# What is expected:
From the entries below, extract every line that includes the word "this".

────────────────

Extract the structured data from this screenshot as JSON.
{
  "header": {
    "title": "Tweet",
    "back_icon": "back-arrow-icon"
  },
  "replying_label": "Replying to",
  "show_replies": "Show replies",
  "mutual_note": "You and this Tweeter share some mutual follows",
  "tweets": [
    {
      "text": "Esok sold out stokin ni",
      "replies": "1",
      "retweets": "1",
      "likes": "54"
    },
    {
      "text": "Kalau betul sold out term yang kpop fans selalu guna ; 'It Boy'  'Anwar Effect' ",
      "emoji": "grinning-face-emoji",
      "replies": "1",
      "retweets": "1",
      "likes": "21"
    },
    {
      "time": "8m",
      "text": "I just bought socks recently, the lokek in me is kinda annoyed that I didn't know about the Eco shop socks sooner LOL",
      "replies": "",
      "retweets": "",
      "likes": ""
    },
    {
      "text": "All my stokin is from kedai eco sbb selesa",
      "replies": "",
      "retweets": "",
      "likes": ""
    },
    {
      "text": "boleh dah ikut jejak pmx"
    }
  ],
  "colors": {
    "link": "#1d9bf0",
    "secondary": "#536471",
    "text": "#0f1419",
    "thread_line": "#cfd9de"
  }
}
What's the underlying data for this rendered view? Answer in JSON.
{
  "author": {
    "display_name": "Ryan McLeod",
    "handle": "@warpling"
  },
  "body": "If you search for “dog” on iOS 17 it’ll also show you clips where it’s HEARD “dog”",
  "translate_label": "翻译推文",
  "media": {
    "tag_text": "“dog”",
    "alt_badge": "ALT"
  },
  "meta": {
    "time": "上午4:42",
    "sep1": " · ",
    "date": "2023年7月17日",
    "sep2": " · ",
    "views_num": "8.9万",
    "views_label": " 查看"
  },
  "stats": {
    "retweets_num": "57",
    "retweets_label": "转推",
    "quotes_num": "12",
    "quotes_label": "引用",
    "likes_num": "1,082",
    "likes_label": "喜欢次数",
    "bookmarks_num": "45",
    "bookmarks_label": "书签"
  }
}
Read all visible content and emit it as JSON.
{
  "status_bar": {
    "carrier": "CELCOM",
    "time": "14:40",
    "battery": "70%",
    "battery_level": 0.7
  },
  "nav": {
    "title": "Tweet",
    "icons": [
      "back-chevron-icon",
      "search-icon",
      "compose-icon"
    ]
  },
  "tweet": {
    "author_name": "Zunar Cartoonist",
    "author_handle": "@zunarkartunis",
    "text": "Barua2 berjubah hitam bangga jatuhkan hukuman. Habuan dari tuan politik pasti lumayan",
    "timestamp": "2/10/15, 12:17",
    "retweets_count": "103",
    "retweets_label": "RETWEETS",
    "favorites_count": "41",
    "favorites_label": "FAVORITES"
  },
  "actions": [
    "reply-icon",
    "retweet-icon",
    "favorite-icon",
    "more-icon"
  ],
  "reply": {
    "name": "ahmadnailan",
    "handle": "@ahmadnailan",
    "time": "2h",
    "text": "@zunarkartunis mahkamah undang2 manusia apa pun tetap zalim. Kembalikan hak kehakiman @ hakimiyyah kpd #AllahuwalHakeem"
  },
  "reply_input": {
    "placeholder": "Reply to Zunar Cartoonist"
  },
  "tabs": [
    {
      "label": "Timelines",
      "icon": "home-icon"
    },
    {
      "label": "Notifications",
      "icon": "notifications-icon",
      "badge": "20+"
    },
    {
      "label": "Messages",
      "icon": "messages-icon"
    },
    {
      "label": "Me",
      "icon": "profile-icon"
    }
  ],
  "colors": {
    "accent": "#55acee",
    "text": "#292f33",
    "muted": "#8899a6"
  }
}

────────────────

# Answer box:
Extract the structured data from this screenshot as JSON.
  "mutual_note": "You and this Tweeter share some mutual follows",
What's the underlying data for this rendered view? Answer in JSON.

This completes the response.